Standard video plays better than HD video due to the iPhone using Hardware acceleration for its native Quicktime videos but not for standards that it does not natively support. But Oplayer even has a solution for that.  Just like in the Palm days, there is a Skip Frame feature whch may improve performance with HD video.

Of note, you can also play .mkv, .3gp, .mov and .rmvb files, not to mention Microsoft's .wmv files.

Some things that I would like to see in the future are batch downloads, support for the Mac Centric AFP network for Airport and a working meter to tell how much longer the download will take. Other than that I really have no issues with the software.  It does its job very well.

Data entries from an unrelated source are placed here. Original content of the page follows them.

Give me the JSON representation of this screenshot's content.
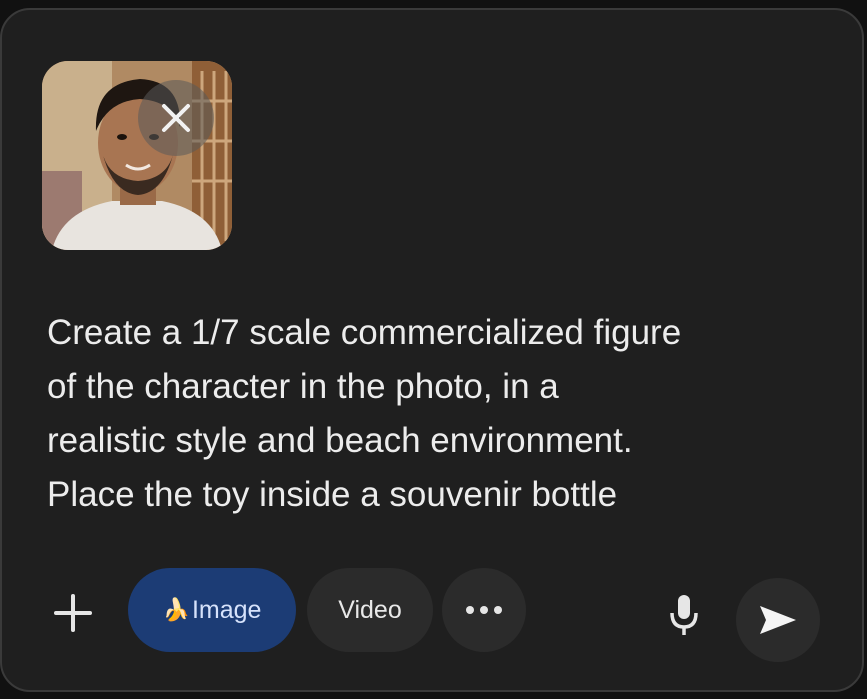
{
  "composer": {
    "attachment": {
      "alt": "attached photo",
      "remove_icon": "close-icon"
    },
    "prompt_text": "Create a 1/7 scale commercialized figure\nof the character in the photo, in a\nrealistic style and beach environment.\nPlace the toy inside a souvenir bottle",
    "toolbar": {
      "add_icon": "plus-icon",
      "image_label": "Image",
      "image_emoji": "🍌",
      "video_label": "Video",
      "more_icon": "more-horizontal-icon",
      "mic_icon": "microphone-icon",
      "send_icon": "send-icon"
    }
  },
  "colors": {
    "background": "#1f1f1f",
    "image_pill": "#1c3c75",
    "pill": "#2b2b2b",
    "text": "#ececec"
  }
}
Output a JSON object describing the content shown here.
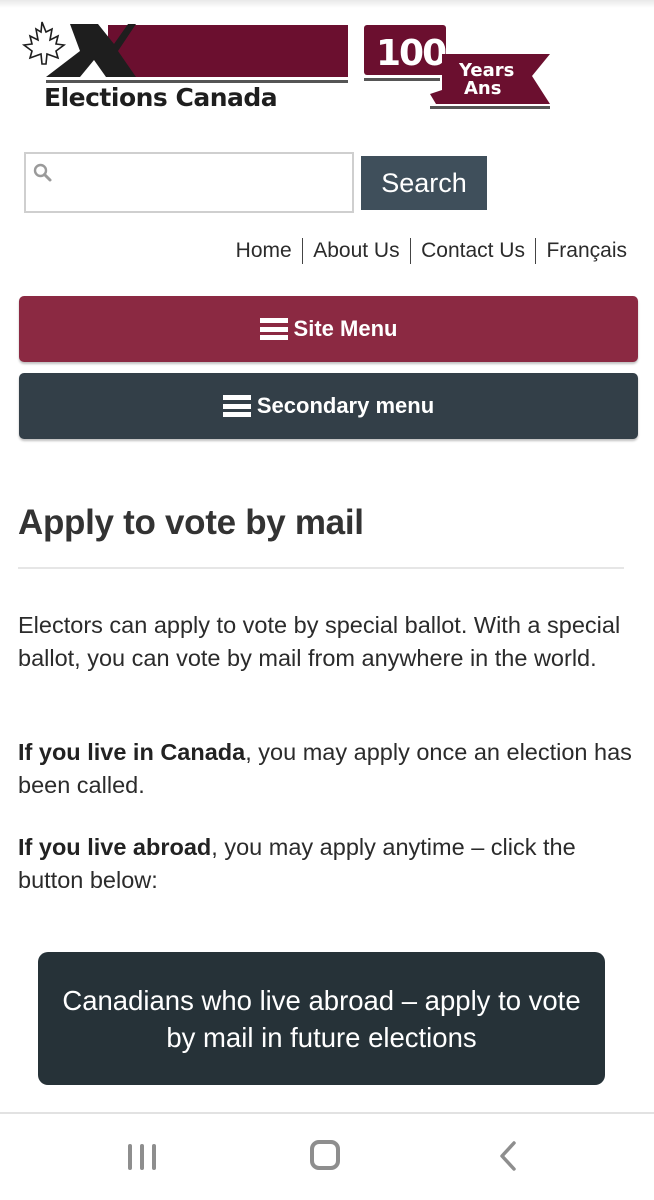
{
  "brand": {
    "name": "Elections Canada",
    "anniversary_number": "100",
    "anniversary_en": "Years",
    "anniversary_fr": "Ans",
    "colors": {
      "maroon": "#6b0f2f",
      "black": "#1e1e1e"
    }
  },
  "search": {
    "value": "",
    "placeholder": "",
    "button_label": "Search"
  },
  "top_links": [
    {
      "label": "Home"
    },
    {
      "label": "About Us"
    },
    {
      "label": "Contact Us"
    },
    {
      "label": "Français"
    }
  ],
  "menus": {
    "site_menu_label": "Site Menu",
    "secondary_menu_label": "Secondary menu",
    "site_menu_color": "#8b2942",
    "secondary_menu_color": "#333f48"
  },
  "content": {
    "title": "Apply to vote by mail",
    "paragraph1": "Electors can apply to vote by special ballot. With a special ballot, you can vote by mail from anywhere in the world.",
    "paragraph2_bold": "If you live in Canada",
    "paragraph2_rest": ", you may apply once an election has been called.",
    "paragraph3_bold": "If you live abroad",
    "paragraph3_rest": ", you may apply anytime – click the button below:",
    "cta_label": "Canadians who live abroad – apply to vote by mail in future elections"
  },
  "system_nav": {
    "recents": "recents-icon",
    "home": "home-icon",
    "back": "back-icon"
  }
}
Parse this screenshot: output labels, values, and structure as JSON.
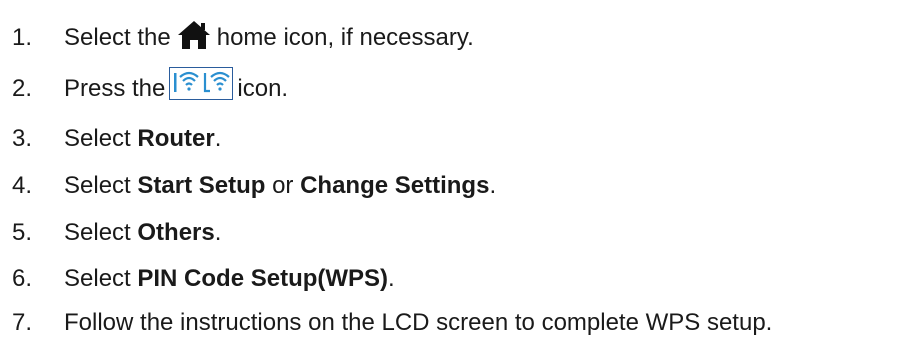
{
  "steps": [
    {
      "number": "1.",
      "pre": "Select the",
      "icon": "home-icon",
      "post": "home icon, if necessary."
    },
    {
      "number": "2.",
      "pre": "Press the",
      "icon": "wifi-status-icon",
      "post": "icon."
    },
    {
      "number": "3.",
      "pre": "Select",
      "bold1": "Router",
      "post": "."
    },
    {
      "number": "4.",
      "pre": "Select",
      "bold1": "Start Setup",
      "mid": "or",
      "bold2": "Change Settings",
      "post": "."
    },
    {
      "number": "5.",
      "pre": "Select",
      "bold1": "Others",
      "post": "."
    },
    {
      "number": "6.",
      "pre": "Select",
      "bold1": "PIN Code Setup(WPS)",
      "post": "."
    },
    {
      "number": "7.",
      "text": "Follow the instructions on the LCD screen to complete WPS setup."
    }
  ],
  "colors": {
    "text": "#1a1a1a",
    "icon_dark": "#111111",
    "wifi_icon": "#2a8fd0",
    "wifi_border": "#2a5c9c"
  }
}
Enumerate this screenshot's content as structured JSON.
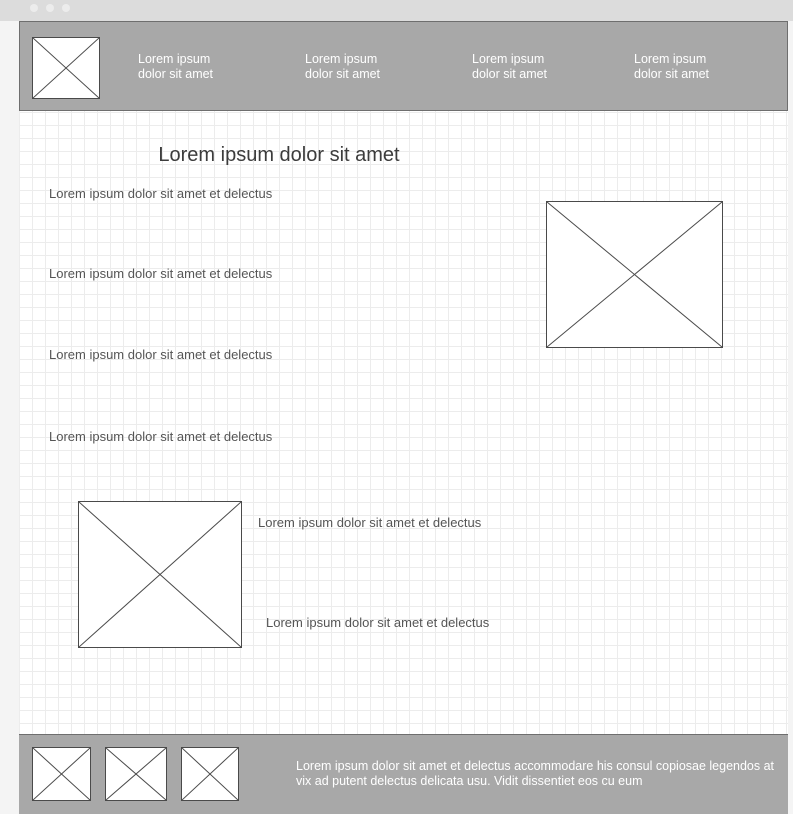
{
  "window": {
    "controls": [
      "close-dot",
      "minimize-dot",
      "zoom-dot"
    ]
  },
  "header": {
    "logo_icon": "image-placeholder-icon",
    "nav": [
      {
        "label": "Lorem ipsum\ndolor sit amet"
      },
      {
        "label": "Lorem ipsum\ndolor sit amet"
      },
      {
        "label": "Lorem ipsum\ndolor sit amet"
      },
      {
        "label": "Lorem ipsum\ndolor sit amet"
      }
    ]
  },
  "main": {
    "title": "Lorem ipsum dolor sit amet",
    "left_paragraphs": [
      "Lorem ipsum dolor sit amet et delectus",
      "Lorem ipsum dolor sit amet et delectus",
      "Lorem ipsum dolor sit amet et delectus",
      "Lorem ipsum dolor sit amet et delectus"
    ],
    "lower_paragraphs": [
      "Lorem ipsum dolor sit amet et delectus",
      "Lorem ipsum dolor sit amet et delectus"
    ]
  },
  "footer": {
    "text": "Lorem ipsum dolor sit amet et delectus accommodare his consul copiosae legendos at vix ad putent delectus delicata usu. Vidit dissentiet eos cu eum"
  },
  "colors": {
    "bar_gray": "#a8a8a8",
    "grid_line": "#ececec",
    "placeholder_stroke": "#4a4a4a"
  }
}
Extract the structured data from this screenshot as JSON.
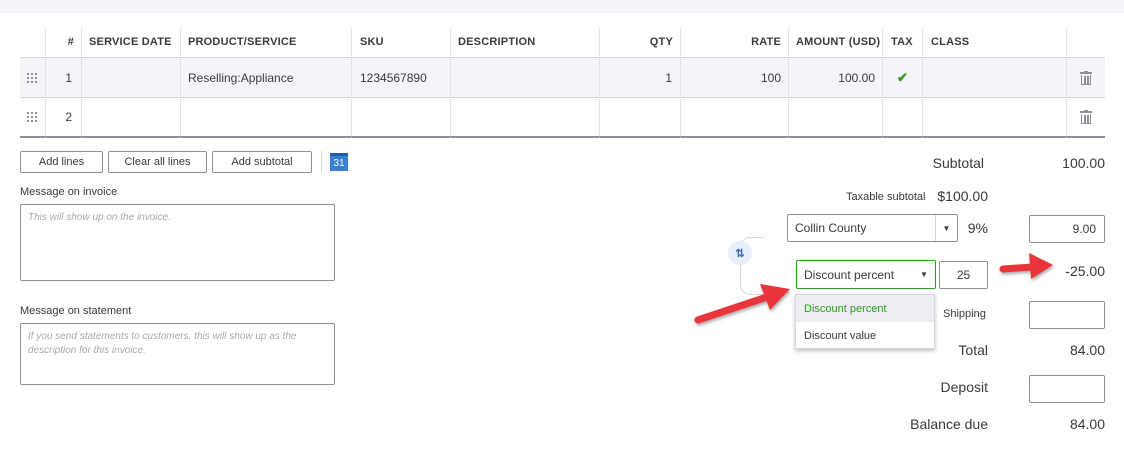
{
  "table": {
    "headers": [
      "#",
      "SERVICE DATE",
      "PRODUCT/SERVICE",
      "SKU",
      "DESCRIPTION",
      "QTY",
      "RATE",
      "AMOUNT (USD)",
      "TAX",
      "CLASS"
    ],
    "rows": [
      {
        "num": "1",
        "service_date": "",
        "product": "Reselling:Appliance",
        "sku": "1234567890",
        "description": "",
        "qty": "1",
        "rate": "100",
        "amount": "100.00",
        "tax": "✔",
        "class": ""
      },
      {
        "num": "2",
        "service_date": "",
        "product": "",
        "sku": "",
        "description": "",
        "qty": "",
        "rate": "",
        "amount": "",
        "tax": "",
        "class": ""
      }
    ]
  },
  "actions": {
    "add_lines": "Add lines",
    "clear_all_lines": "Clear all lines",
    "add_subtotal": "Add subtotal",
    "calendar_day": "31"
  },
  "messages": {
    "invoice_label": "Message on invoice",
    "invoice_placeholder": "This will show up on the invoice.",
    "statement_label": "Message on statement",
    "statement_placeholder": "If you send statements to customers, this will show up as the description for this invoice."
  },
  "totals": {
    "subtotal_label": "Subtotal",
    "subtotal_value": "100.00",
    "taxable_subtotal_label": "Taxable subtotal",
    "taxable_subtotal_value": "$100.00",
    "tax_rate_select": "Collin County",
    "tax_rate_percent": "9%",
    "tax_amount": "9.00",
    "discount_type": "Discount percent",
    "discount_input": "25",
    "discount_value": "-25.00",
    "discount_options": [
      "Discount percent",
      "Discount value"
    ],
    "shipping_label": "Shipping",
    "shipping_value": "",
    "total_label": "Total",
    "total_value": "84.00",
    "deposit_label": "Deposit",
    "deposit_value": "",
    "balance_due_label": "Balance due",
    "balance_due_value": "84.00"
  },
  "colors": {
    "accent_green": "#2ca01c",
    "arrow_red": "#e8363a"
  }
}
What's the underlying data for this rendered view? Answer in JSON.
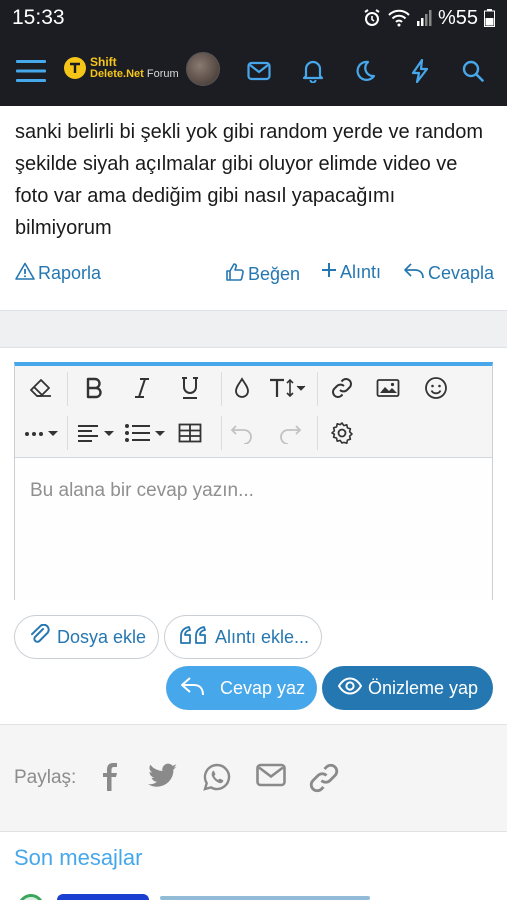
{
  "status_bar": {
    "time": "15:33",
    "battery": "%55"
  },
  "header": {
    "logo": {
      "line1": "Shift",
      "line2_brand": "Delete.Net",
      "line2_suffix": "Forum"
    }
  },
  "post": {
    "text": "sanki belirli bi şekli yok gibi random yerde ve random şekilde siyah açılmalar gibi oluyor elimde video ve foto var ama dediğim gibi nasıl yapacağımı bilmiyorum"
  },
  "actions": {
    "report": "Raporla",
    "like": "Beğen",
    "quote": "Alıntı",
    "reply": "Cevapla"
  },
  "editor": {
    "placeholder": "Bu alana bir cevap yazın..."
  },
  "buttons": {
    "attach": "Dosya ekle",
    "insert_quotes": "Alıntı ekle...",
    "post_reply": "Cevap yaz",
    "preview": "Önizleme yap"
  },
  "share": {
    "label": "Paylaş:"
  },
  "recent": {
    "title": "Son mesajlar"
  },
  "colors": {
    "accent": "#47a7eb",
    "link": "#2577b1",
    "header_bg": "#1c1d22",
    "logo": "#f5c518"
  }
}
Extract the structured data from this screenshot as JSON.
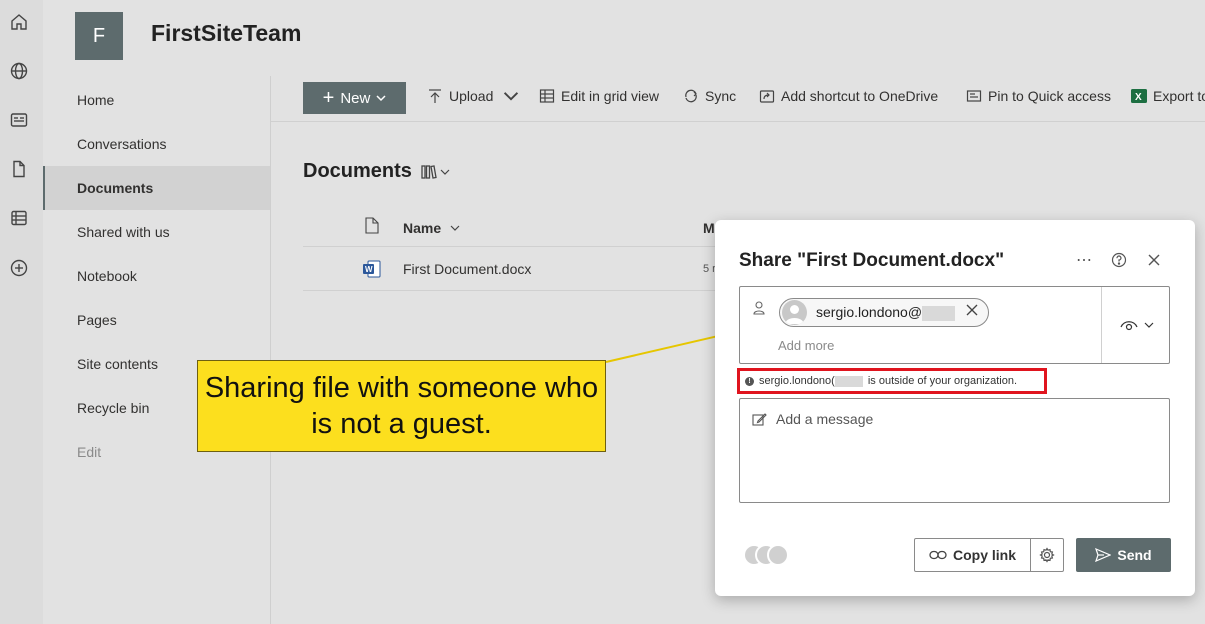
{
  "site": {
    "logo_letter": "F",
    "title": "FirstSiteTeam"
  },
  "rail": {
    "icons": [
      "home-icon",
      "globe-icon",
      "news-icon",
      "file-icon",
      "list-icon",
      "add-circle-icon"
    ]
  },
  "nav": {
    "items": [
      {
        "label": "Home"
      },
      {
        "label": "Conversations"
      },
      {
        "label": "Documents"
      },
      {
        "label": "Shared with us"
      },
      {
        "label": "Notebook"
      },
      {
        "label": "Pages"
      },
      {
        "label": "Site contents"
      },
      {
        "label": "Recycle bin"
      },
      {
        "label": "Edit"
      }
    ],
    "active": "Documents"
  },
  "commands": {
    "new_label": "New",
    "upload": "Upload",
    "edit_grid": "Edit in grid view",
    "sync": "Sync",
    "shortcut": "Add shortcut to OneDrive",
    "pin": "Pin to Quick access",
    "export": "Export to"
  },
  "library": {
    "title": "Documents",
    "name_header": "Name",
    "modified_header_partial": "M",
    "files": [
      {
        "name": "First Document.docx",
        "modified_partial": "5 r"
      }
    ]
  },
  "callout": {
    "text": "Sharing file with someone who is not a guest."
  },
  "share_dialog": {
    "title": "Share \"First Document.docx\"",
    "recipient": "sergio.londono@",
    "add_more_placeholder": "Add more",
    "warning_prefix": "sergio.londono(",
    "warning_suffix": "is outside of your organization.",
    "message_placeholder": "Add a message",
    "copy_link": "Copy link",
    "send": "Send",
    "accent_color": "#5d6b6d",
    "warning_border_color": "#e0141e"
  }
}
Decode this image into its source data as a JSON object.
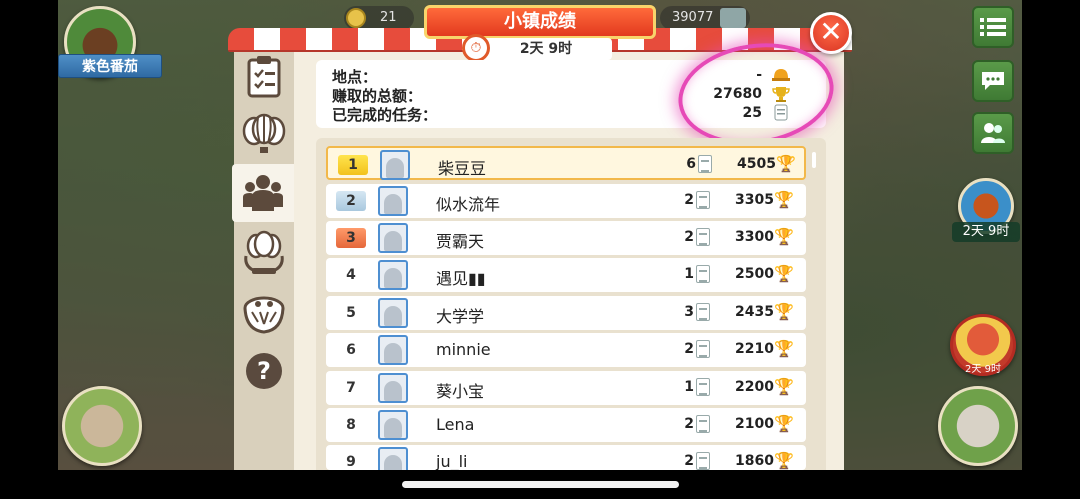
{
  "hud": {
    "avatar_label": "紫色番茄",
    "coins": "21",
    "cash": "39077",
    "event_timer": "2天 9时",
    "balloon_timer": "2天 9时"
  },
  "panel": {
    "title": "小镇成绩",
    "timer": "2天 9时",
    "close": "✕"
  },
  "stats": {
    "location_label": "地点：",
    "location_value": "-",
    "earned_label": "赚取的总额：",
    "earned_value": "27680",
    "tasks_label": "已完成的任务：",
    "tasks_value": "25"
  },
  "tabs": [
    {
      "name": "orders",
      "icon": "clipboard-icon"
    },
    {
      "name": "balloons",
      "icon": "balloon-icon"
    },
    {
      "name": "players",
      "icon": "people-icon",
      "active": true
    },
    {
      "name": "awards",
      "icon": "laurel-balloon-icon"
    },
    {
      "name": "rewards",
      "icon": "basket-icon"
    },
    {
      "name": "help",
      "icon": "help-icon",
      "label": "?"
    }
  ],
  "ranking": [
    {
      "rank": "1",
      "name": "柴豆豆",
      "tasks": "6",
      "score": "4505",
      "highlight": true
    },
    {
      "rank": "2",
      "name": "似水流年",
      "tasks": "2",
      "score": "3305"
    },
    {
      "rank": "3",
      "name": "贾霸天",
      "tasks": "2",
      "score": "3300"
    },
    {
      "rank": "4",
      "name": "遇见▮▮",
      "tasks": "1",
      "score": "2500"
    },
    {
      "rank": "5",
      "name": "大学学",
      "tasks": "3",
      "score": "2435"
    },
    {
      "rank": "6",
      "name": "minnie",
      "tasks": "2",
      "score": "2210"
    },
    {
      "rank": "7",
      "name": "葵小宝",
      "tasks": "1",
      "score": "2200"
    },
    {
      "rank": "8",
      "name": "Lena",
      "tasks": "2",
      "score": "2100"
    },
    {
      "rank": "9",
      "name": "ju_li",
      "tasks": "2",
      "score": "1860"
    }
  ],
  "colors": {
    "accent_red": "#e23a1f",
    "gold": "#f2c21d",
    "highlight_pink": "#e64ab7",
    "panel_bg": "#f4eee0"
  }
}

So, if you are looking for an alternative to QuickTime, I think Oplayer is worth a look.  In fact out of all the video players that I own on my iPhone, I would rate this as the best.  The cost is $2.99 as of this writing and it is found in the App Store on iTunes.  The maker of the software is Olimsoft.


Update:  A few newcomers have joined the fray since my post, but rest assured, although there was a little hiccup in an update made to the software a few months ago, the most recent iteration of the OPlayer app remains my pick for the best video player for the iPhone.   There is now some early support for SMB direct streaming and downloading.  Although not quite AFP, SMB or Samba, is a worthy alternative and OPlayer streams flawlessly.  So if you have a NAS drive you can access movies, music etc directly.  This addition is quite welcomed.  

Updated September 16th, 2011.


Wednesday, March 2, 2011

iOS 4.3....Eureka !

Yes, I thought the iPad2 was phenomenol.  Yes, I will be getting one!  Yes, I was blown away by the Garageband demo.  Yes, I really enjoyed the specs.  Just like many of you, I was impressed by all of the above.

But yesterday I also saw something that I have been wishing for.   The advent of iOS 4.3, with the ability to use AirTunes on ANY SUPPORTING APPLICATION.  Yes, you heard that correctly, the ability to use Air Tunes in any supported application.   What does this mean?  It means that you are not completely tied to iTunes to stream movies to your Apple TV or other iOS 4.3 device.   Hopefully, it will also mean that CinePlayer can stream xVid and AVI files to your TV not just .MV4 files.   At least, that is what I got out of the video that I played back last night of the keynote for iPad 2.  Web pages and everything else should be able to be streamed or accessed via the HDMI cable.

This is welcome news and for me a wonderful surprise from the keynote.